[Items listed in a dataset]
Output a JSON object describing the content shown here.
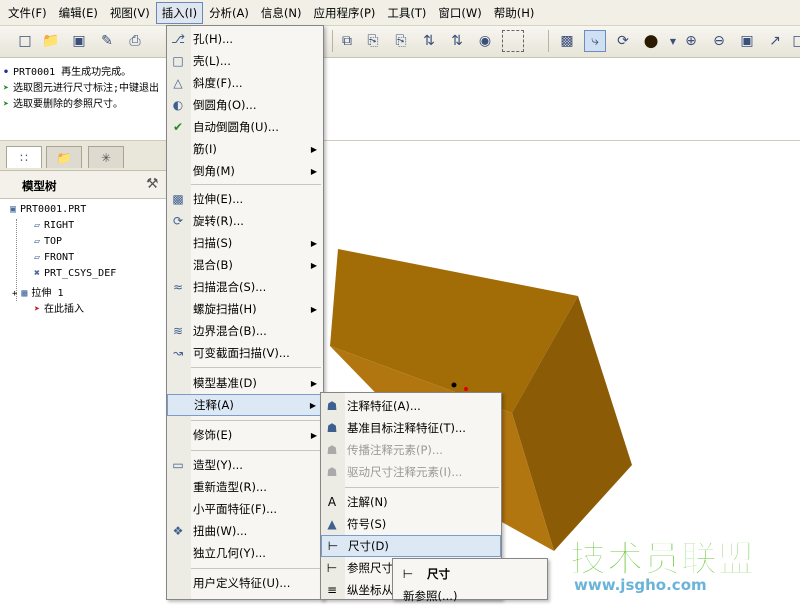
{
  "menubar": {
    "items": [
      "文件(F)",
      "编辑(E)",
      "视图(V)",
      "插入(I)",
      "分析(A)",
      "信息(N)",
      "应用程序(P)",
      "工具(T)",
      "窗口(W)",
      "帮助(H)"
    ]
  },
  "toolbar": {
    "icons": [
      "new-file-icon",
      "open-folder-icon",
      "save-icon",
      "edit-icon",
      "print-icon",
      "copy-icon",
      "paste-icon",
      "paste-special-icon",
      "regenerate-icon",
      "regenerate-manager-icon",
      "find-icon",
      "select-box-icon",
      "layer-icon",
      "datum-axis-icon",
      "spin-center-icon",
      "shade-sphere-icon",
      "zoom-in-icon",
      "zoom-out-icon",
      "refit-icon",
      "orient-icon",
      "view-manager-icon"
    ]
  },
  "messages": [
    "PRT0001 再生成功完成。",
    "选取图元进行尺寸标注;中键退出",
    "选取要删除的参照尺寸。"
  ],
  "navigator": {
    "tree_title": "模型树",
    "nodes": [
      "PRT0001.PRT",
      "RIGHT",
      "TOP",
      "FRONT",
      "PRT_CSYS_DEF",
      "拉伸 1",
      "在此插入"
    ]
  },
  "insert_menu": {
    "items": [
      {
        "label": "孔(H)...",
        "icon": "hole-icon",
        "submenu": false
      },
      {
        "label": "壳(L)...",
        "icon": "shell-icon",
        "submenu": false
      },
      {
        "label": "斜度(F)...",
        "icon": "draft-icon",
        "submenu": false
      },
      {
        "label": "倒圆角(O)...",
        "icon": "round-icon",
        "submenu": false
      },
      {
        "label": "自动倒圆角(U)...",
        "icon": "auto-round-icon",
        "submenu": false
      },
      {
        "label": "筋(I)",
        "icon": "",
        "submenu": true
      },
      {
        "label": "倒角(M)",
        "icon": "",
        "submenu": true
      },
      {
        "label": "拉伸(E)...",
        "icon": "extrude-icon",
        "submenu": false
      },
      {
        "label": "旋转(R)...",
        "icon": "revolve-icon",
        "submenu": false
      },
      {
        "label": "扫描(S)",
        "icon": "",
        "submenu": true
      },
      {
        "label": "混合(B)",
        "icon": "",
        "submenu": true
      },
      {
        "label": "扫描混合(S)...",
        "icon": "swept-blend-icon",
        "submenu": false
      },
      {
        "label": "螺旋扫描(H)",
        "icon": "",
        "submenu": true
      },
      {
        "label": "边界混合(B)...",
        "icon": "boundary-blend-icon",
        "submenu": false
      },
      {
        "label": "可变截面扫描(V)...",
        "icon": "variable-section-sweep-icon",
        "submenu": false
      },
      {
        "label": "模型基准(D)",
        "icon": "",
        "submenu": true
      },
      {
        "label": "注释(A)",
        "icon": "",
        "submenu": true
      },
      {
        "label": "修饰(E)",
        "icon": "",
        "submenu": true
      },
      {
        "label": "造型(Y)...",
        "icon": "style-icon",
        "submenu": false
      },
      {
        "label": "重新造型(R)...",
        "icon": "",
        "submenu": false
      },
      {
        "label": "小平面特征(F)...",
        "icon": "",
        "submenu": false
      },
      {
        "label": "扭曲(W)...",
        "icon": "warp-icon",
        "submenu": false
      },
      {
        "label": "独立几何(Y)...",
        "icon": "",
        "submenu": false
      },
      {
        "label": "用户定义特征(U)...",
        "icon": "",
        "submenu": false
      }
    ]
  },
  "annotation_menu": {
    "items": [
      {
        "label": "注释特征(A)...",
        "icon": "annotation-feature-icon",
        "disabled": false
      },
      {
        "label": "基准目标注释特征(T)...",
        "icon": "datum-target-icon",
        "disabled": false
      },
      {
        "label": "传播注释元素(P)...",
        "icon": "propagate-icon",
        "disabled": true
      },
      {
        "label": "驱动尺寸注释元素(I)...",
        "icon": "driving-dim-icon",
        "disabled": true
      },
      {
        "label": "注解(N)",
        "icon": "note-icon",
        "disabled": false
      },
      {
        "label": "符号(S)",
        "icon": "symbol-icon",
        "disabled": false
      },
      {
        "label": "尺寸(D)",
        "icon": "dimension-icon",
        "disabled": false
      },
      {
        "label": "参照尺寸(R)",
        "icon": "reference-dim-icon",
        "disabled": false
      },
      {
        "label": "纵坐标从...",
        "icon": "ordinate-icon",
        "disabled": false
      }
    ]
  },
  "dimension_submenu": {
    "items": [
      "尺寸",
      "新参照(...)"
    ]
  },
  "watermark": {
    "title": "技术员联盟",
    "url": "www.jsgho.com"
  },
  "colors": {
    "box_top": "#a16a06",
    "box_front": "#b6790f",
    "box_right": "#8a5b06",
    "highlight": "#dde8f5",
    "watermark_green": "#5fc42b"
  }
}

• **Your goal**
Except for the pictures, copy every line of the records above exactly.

• **Output below**
Output a JSON object describing the content shown here.
{
  "menubar": {
    "items": [
      "文件(F)",
      "编辑(E)",
      "视图(V)",
      "插入(I)",
      "分析(A)",
      "信息(N)",
      "应用程序(P)",
      "工具(T)",
      "窗口(W)",
      "帮助(H)"
    ]
  },
  "toolbar": {
    "icons": [
      "new-file-icon",
      "open-folder-icon",
      "save-icon",
      "edit-icon",
      "print-icon",
      "copy-icon",
      "paste-icon",
      "paste-special-icon",
      "regenerate-icon",
      "regenerate-manager-icon",
      "find-icon",
      "select-box-icon",
      "layer-icon",
      "datum-axis-icon",
      "spin-center-icon",
      "shade-sphere-icon",
      "zoom-in-icon",
      "zoom-out-icon",
      "refit-icon",
      "orient-icon",
      "view-manager-icon"
    ]
  },
  "messages": [
    "PRT0001 再生成功完成。",
    "选取图元进行尺寸标注;中键退出",
    "选取要删除的参照尺寸。"
  ],
  "navigator": {
    "tree_title": "模型树",
    "nodes": [
      "PRT0001.PRT",
      "RIGHT",
      "TOP",
      "FRONT",
      "PRT_CSYS_DEF",
      "拉伸 1",
      "在此插入"
    ]
  },
  "insert_menu": {
    "items": [
      {
        "label": "孔(H)...",
        "icon": "hole-icon",
        "submenu": false
      },
      {
        "label": "壳(L)...",
        "icon": "shell-icon",
        "submenu": false
      },
      {
        "label": "斜度(F)...",
        "icon": "draft-icon",
        "submenu": false
      },
      {
        "label": "倒圆角(O)...",
        "icon": "round-icon",
        "submenu": false
      },
      {
        "label": "自动倒圆角(U)...",
        "icon": "auto-round-icon",
        "submenu": false
      },
      {
        "label": "筋(I)",
        "icon": "",
        "submenu": true
      },
      {
        "label": "倒角(M)",
        "icon": "",
        "submenu": true
      },
      {
        "label": "拉伸(E)...",
        "icon": "extrude-icon",
        "submenu": false
      },
      {
        "label": "旋转(R)...",
        "icon": "revolve-icon",
        "submenu": false
      },
      {
        "label": "扫描(S)",
        "icon": "",
        "submenu": true
      },
      {
        "label": "混合(B)",
        "icon": "",
        "submenu": true
      },
      {
        "label": "扫描混合(S)...",
        "icon": "swept-blend-icon",
        "submenu": false
      },
      {
        "label": "螺旋扫描(H)",
        "icon": "",
        "submenu": true
      },
      {
        "label": "边界混合(B)...",
        "icon": "boundary-blend-icon",
        "submenu": false
      },
      {
        "label": "可变截面扫描(V)...",
        "icon": "variable-section-sweep-icon",
        "submenu": false
      },
      {
        "label": "模型基准(D)",
        "icon": "",
        "submenu": true
      },
      {
        "label": "注释(A)",
        "icon": "",
        "submenu": true
      },
      {
        "label": "修饰(E)",
        "icon": "",
        "submenu": true
      },
      {
        "label": "造型(Y)...",
        "icon": "style-icon",
        "submenu": false
      },
      {
        "label": "重新造型(R)...",
        "icon": "",
        "submenu": false
      },
      {
        "label": "小平面特征(F)...",
        "icon": "",
        "submenu": false
      },
      {
        "label": "扭曲(W)...",
        "icon": "warp-icon",
        "submenu": false
      },
      {
        "label": "独立几何(Y)...",
        "icon": "",
        "submenu": false
      },
      {
        "label": "用户定义特征(U)...",
        "icon": "",
        "submenu": false
      }
    ]
  },
  "annotation_menu": {
    "items": [
      {
        "label": "注释特征(A)...",
        "icon": "annotation-feature-icon",
        "disabled": false
      },
      {
        "label": "基准目标注释特征(T)...",
        "icon": "datum-target-icon",
        "disabled": false
      },
      {
        "label": "传播注释元素(P)...",
        "icon": "propagate-icon",
        "disabled": true
      },
      {
        "label": "驱动尺寸注释元素(I)...",
        "icon": "driving-dim-icon",
        "disabled": true
      },
      {
        "label": "注解(N)",
        "icon": "note-icon",
        "disabled": false
      },
      {
        "label": "符号(S)",
        "icon": "symbol-icon",
        "disabled": false
      },
      {
        "label": "尺寸(D)",
        "icon": "dimension-icon",
        "disabled": false
      },
      {
        "label": "参照尺寸(R)",
        "icon": "reference-dim-icon",
        "disabled": false
      },
      {
        "label": "纵坐标从...",
        "icon": "ordinate-icon",
        "disabled": false
      }
    ]
  },
  "dimension_submenu": {
    "items": [
      "尺寸",
      "新参照(...)"
    ]
  },
  "watermark": {
    "title": "技术员联盟",
    "url": "www.jsgho.com"
  },
  "colors": {
    "box_top": "#a16a06",
    "box_front": "#b6790f",
    "box_right": "#8a5b06",
    "highlight": "#dde8f5",
    "watermark_green": "#5fc42b"
  }
}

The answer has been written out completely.